[[ SUPPLIED INFORMATION, beginning ]]
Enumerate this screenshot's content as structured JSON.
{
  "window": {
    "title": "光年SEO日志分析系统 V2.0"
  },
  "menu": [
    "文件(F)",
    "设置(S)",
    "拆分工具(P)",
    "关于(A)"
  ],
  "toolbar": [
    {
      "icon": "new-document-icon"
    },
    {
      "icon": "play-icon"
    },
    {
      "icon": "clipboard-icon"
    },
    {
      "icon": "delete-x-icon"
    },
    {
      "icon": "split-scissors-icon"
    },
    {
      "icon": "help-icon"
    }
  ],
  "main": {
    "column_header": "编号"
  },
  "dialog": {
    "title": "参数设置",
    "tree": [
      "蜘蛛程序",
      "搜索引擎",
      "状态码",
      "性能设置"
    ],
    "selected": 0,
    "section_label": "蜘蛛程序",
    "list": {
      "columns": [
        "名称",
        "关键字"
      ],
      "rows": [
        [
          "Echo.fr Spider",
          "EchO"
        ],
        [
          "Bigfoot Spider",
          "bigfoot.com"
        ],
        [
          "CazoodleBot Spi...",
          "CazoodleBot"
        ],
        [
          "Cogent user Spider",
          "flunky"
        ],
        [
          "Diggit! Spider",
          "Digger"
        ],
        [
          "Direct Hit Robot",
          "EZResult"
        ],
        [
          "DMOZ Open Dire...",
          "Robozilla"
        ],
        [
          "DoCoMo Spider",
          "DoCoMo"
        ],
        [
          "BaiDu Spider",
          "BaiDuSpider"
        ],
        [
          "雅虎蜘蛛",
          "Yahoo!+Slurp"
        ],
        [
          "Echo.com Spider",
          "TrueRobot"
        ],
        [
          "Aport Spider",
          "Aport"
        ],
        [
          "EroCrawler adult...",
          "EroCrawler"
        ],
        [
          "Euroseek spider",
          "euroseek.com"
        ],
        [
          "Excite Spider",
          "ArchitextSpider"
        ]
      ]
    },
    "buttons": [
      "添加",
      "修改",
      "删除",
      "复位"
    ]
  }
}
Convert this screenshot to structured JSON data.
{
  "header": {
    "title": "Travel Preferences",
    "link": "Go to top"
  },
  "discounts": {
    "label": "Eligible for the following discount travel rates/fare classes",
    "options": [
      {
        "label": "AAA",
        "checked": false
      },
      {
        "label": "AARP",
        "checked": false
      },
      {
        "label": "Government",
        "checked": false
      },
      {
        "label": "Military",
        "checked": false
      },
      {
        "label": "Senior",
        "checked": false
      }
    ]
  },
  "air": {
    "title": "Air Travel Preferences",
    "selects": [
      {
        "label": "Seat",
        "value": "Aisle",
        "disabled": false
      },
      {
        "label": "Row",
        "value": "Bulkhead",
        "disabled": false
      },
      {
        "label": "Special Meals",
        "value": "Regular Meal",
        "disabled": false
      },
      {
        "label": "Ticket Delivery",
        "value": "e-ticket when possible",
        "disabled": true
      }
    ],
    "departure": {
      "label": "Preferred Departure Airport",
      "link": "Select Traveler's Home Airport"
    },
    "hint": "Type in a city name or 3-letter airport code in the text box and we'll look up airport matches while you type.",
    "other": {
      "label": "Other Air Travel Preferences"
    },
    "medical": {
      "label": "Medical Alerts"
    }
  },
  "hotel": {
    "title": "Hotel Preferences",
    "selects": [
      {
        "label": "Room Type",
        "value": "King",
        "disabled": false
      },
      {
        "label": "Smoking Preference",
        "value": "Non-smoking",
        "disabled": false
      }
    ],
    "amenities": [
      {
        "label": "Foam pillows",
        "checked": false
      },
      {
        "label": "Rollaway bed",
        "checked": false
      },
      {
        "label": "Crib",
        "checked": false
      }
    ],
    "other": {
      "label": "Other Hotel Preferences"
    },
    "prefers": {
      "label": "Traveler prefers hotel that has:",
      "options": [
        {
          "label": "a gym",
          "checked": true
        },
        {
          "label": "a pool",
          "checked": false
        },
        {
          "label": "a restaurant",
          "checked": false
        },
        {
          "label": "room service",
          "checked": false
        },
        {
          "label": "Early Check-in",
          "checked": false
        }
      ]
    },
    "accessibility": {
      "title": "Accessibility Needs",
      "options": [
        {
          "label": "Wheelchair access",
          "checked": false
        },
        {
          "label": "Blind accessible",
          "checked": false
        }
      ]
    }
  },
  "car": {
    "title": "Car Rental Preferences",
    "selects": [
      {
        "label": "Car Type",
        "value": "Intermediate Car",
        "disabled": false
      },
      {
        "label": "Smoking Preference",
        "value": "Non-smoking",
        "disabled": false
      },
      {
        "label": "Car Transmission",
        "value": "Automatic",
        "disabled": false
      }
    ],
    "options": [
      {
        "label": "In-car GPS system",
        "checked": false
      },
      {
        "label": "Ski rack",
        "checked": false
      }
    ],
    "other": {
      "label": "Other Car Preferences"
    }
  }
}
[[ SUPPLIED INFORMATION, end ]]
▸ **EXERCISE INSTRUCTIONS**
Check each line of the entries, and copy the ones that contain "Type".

▸ **TASK ANSWER**
    "hint": "Type in a city name or 3-letter airport code in the text box and we'll look up airport matches while you type.",
        "label": "Room Type",
        "label": "Car Type",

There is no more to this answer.